* [WORK INSTRUCTIONS]:
When a line in the entries contains the word "Container", copy that line in full.

* [DATA FOR PROCESSING]:
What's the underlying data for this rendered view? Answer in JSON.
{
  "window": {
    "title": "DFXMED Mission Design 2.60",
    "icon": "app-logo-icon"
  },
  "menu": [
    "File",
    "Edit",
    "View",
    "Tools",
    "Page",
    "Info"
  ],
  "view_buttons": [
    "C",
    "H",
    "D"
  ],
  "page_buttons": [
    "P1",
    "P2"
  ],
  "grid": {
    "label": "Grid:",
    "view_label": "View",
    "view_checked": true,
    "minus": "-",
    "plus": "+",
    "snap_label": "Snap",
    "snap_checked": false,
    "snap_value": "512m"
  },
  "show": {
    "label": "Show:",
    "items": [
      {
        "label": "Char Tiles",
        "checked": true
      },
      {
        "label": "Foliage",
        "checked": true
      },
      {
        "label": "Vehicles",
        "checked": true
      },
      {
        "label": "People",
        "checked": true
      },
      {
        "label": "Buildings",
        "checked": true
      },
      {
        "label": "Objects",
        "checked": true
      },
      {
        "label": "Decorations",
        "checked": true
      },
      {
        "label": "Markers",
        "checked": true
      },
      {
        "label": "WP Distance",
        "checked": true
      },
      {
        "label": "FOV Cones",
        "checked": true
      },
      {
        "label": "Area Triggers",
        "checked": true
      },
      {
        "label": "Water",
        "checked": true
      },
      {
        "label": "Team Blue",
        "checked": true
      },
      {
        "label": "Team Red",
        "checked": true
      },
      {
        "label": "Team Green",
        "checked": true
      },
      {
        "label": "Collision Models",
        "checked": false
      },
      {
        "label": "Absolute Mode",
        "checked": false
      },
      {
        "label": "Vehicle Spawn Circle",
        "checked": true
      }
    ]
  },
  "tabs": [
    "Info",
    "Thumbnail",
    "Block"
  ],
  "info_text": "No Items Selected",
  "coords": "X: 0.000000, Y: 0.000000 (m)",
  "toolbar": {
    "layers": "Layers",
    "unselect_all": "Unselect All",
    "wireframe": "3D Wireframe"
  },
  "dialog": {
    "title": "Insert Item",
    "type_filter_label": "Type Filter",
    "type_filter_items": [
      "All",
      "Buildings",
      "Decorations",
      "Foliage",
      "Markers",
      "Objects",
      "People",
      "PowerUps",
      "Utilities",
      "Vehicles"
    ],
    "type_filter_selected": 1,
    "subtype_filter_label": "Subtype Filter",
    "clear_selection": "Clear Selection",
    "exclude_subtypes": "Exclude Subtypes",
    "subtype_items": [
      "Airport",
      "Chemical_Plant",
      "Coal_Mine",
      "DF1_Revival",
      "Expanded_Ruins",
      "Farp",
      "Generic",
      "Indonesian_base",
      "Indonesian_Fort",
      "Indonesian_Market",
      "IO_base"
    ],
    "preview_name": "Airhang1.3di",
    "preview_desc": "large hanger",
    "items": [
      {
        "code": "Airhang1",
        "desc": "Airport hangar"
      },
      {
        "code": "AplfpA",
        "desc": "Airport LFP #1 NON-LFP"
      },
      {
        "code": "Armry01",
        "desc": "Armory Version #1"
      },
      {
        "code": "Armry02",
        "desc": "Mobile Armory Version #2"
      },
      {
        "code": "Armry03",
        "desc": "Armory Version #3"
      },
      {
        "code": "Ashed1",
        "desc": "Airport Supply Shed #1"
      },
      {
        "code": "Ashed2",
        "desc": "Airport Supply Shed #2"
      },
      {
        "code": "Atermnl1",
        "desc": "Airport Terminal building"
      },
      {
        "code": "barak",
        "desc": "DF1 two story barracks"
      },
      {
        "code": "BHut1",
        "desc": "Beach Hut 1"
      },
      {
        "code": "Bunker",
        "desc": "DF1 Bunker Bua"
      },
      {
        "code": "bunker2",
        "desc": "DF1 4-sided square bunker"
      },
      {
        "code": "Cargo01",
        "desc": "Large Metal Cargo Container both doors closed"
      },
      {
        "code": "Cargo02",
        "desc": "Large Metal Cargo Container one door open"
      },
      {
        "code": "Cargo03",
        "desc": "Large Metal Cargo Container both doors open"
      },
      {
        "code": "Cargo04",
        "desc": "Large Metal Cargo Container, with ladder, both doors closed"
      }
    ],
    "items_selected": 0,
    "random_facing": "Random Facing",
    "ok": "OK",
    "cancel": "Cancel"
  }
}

* [EXERCISE OUTPUT]:
        "desc": "Large Metal Cargo Container both doors closed"
        "desc": "Large Metal Cargo Container one door open"
        "desc": "Large Metal Cargo Container both doors open"
        "desc": "Large Metal Cargo Container, with ladder, both doors closed"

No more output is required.